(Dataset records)
————————

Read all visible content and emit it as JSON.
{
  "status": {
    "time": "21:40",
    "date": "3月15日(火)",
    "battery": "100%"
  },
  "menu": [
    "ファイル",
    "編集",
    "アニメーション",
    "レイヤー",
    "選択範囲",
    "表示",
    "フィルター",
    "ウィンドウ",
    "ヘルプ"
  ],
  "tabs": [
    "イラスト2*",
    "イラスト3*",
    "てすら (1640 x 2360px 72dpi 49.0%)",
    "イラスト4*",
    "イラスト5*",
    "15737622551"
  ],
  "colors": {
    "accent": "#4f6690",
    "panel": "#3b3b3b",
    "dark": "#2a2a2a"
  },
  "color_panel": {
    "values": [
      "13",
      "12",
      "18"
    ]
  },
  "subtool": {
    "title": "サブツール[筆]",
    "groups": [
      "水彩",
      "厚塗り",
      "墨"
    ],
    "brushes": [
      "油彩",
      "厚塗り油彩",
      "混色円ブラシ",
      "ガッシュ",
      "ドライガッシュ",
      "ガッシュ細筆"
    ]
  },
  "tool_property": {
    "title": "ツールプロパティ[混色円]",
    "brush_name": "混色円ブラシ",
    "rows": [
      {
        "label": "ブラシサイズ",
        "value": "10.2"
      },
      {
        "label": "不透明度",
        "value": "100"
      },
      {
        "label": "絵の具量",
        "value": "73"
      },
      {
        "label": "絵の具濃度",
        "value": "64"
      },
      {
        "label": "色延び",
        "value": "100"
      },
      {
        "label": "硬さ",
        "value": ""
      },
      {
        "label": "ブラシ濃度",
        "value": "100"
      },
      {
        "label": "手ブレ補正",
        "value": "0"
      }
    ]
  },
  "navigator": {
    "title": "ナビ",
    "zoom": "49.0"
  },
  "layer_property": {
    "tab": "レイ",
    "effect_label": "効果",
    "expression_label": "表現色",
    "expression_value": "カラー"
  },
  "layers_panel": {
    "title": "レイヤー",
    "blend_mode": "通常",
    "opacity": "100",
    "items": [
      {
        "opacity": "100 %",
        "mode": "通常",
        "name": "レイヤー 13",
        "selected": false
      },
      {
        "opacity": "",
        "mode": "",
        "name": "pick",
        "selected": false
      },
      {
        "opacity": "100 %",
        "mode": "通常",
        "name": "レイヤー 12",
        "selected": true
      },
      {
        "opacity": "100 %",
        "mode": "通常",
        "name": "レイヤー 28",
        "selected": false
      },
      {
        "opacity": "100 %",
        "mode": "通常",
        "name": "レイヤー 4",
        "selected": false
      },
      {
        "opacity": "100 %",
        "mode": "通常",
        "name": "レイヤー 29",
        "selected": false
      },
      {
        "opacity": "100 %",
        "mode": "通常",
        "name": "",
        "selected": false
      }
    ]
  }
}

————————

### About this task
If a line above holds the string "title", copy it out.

### Result of the exercise
    "title": "サブツール[筆]",
    "title": "ツールプロパティ[混色円]",
    "title": "ナビ",
    "title": "レイヤー",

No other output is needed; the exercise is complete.